Last month we checked in on Arizona’s two senators, and lo and behold, it turned out that freshman Sen. Mark Kelly was quite popular (48% favorable-41% unfavorable), while pain-in-the-butt Sen. Kyrsten Sinema was in the dumps (29-40). Her numbers had collapsed among Democrats and independents after her anti-$15-minimum wage efforts, while Republican voters weren’t much inclined to pick up the slack. It was a curious strategy for Sinema—acting like West Virginia Democratic Sen. Joe Manchin, despite representing a purple (and Joe Biden) state. At least Manchin has a plausible excuse: Donald Trump won his state by almost 40 points.
Weeks later, Republicans are reacting in glee to Sinema’s continued efforts to stymie Joe Biden’s Democratic agenda. And voters in her state remain unimpressed.
Senate Republican leader Mitch McConnell is certainly thrilled with having Sinema as a valued ally, so much so that he’s spending money praising her efforts. And what she is enabling is the continued Republican-led partisan erosion of our cherished Democracy. Click on that link and go read that piece. Seriously. I’ll wait.
In short, McConnell is working feverishly with his party to rewrite the nation’s election laws to subvert the right of people to vote, all for partisan gain because Republicans have given up pretending that this is a “center-right country.” They know it’s not, and they’re not bothering trying to move public opinion in their direction. That would require compromise and a step away from Donald Trump’s iron-grip control of a party he doesn’t even like. It’s much easier to systematically disenfranchise entire groups of people than it is to convince them to vote for Republicans.
And Sinema is right there, happily enabling this travesty of democracy.
And it’s not just McConnell praising Sinema’s help. So is Karl Rove.
What is Sinema fighting for? Not for her voters in Arizona, where her favorabilities remain significantly underwater at 25-44, lower than her 29-40 ratings last time we checked in.
And if you’re wondering if Republicans in Arizona are rewarding her, well she’s gone from 17% favorable among them, to 18%. To be fair, her unfavorability rating among Republicans has declined, but let’s not kid ourselves into thinking that means they’ll vote for her. McConnell will happily praise her today, and then spend tens of millions attacking her when she faces reelection in 2024.
But ultimately, the dynamic to watch is Sinema’s relationship with Arizona Democrats, because at her current trajectory, she’s almost guaranteed to face a primary next time around.
Sinema once sported nearly 70% approval ratings among Democrats in her state. Now, that’s down to 34%, with more Democrats disapproving, at 39%. That presents a key opening for a serious primary campaign, in a state in which an unabashed liberal—see Mark Kelly—can win a general election. This isn’t West Virginia. We don’t need to be glad that Joe Manchin exists, as infuriating as he is. Arizona can and should do better.
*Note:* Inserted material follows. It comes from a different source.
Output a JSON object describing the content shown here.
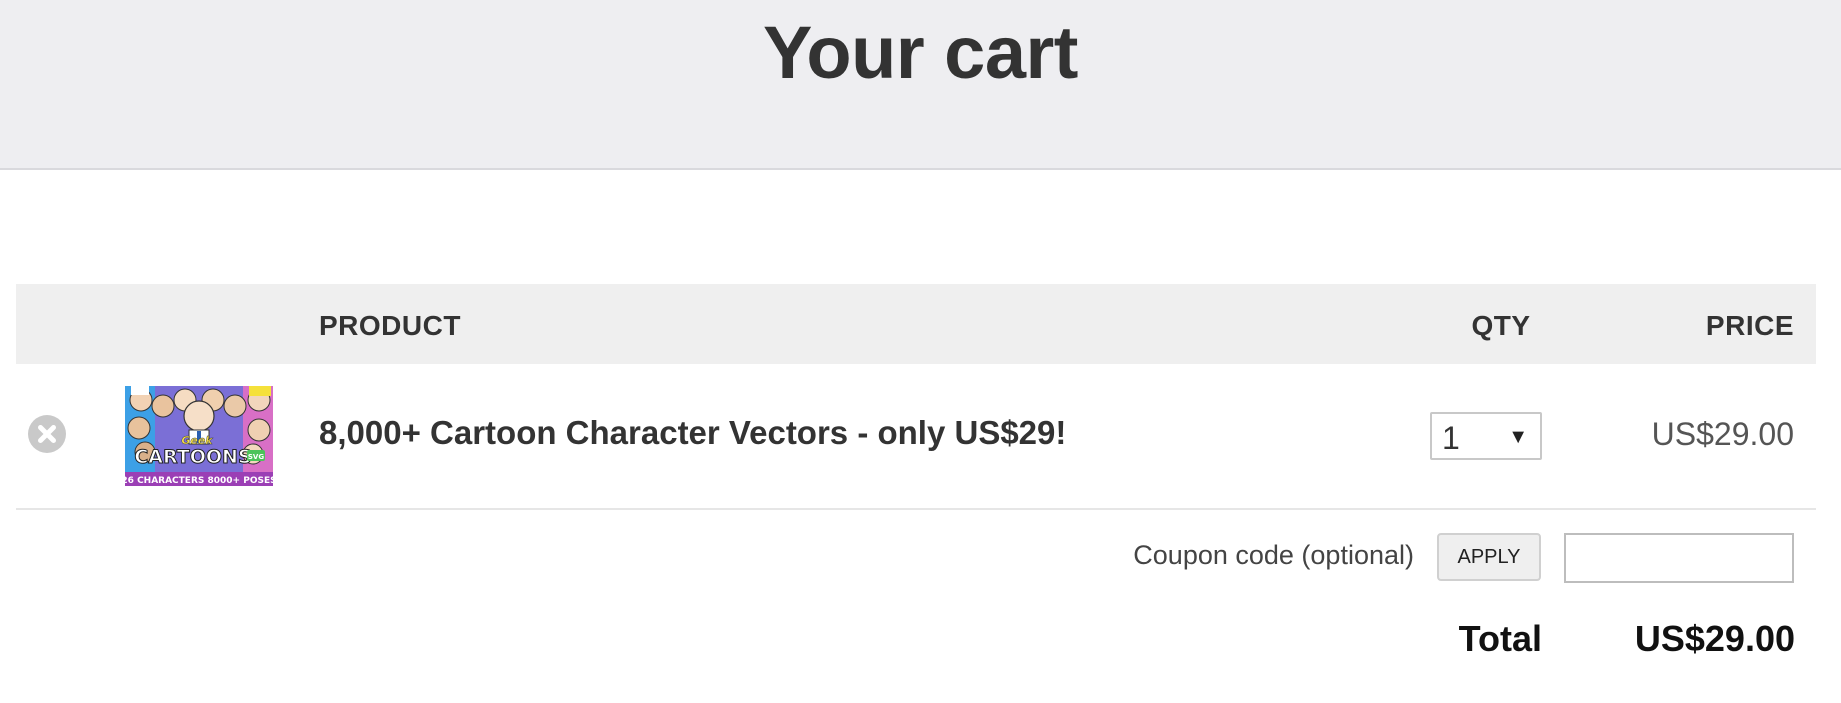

Yet despite those woeful ratings, Sinema doesn’t feel the need to reach out to key Democratic organizers in her state, or anyone else for that matter, as this brutal headline explains: “Kyrsten Sinema doesn’t feel the need to explain herself.”
Trish Muir, the chair of the Pima Area Labor Federation, a local council of the AFL-CIO in the Tucson area, which is historically home to Arizona’s Democratic base, said that the federation’s members “are not just liberal Democrats” and from “all walks and all political beliefs” but have nevertheless been unable to get Sinema’s attention.
“Outside of calling her general office number, I don’t know how to get ahold of this woman,” Muir said, noting that she is in regular contact with Arizona’s other Democratic senator, Mark Kelly, who “has my cell phone number.”
It’s not even that Sinema is doing McConnell and the GOP’s dirty bidding for them; it’s that she somehow believes that actively ignoring the Democratic base in Arizona helps her politically!
The election calendar is Sinema’s best friend. She doesn’t face reelection until 2024, giving her ample time to rebuild her ratings closer to E-day. No one should ever underestimate the voter’s ability to quickly forget past transgressions. Sinema is an expert at reinvention, from Code Pink socialist radical to Joe Manchin Lite. What’s to say she doesn’t flip into something more aligned with her state’s rapidly changing politics?
But right now, she is McConnell’s best bud in the Democratic caucus, and we shouldn’t ever forget that when it most counted, Sinema stood on the wrong side of history.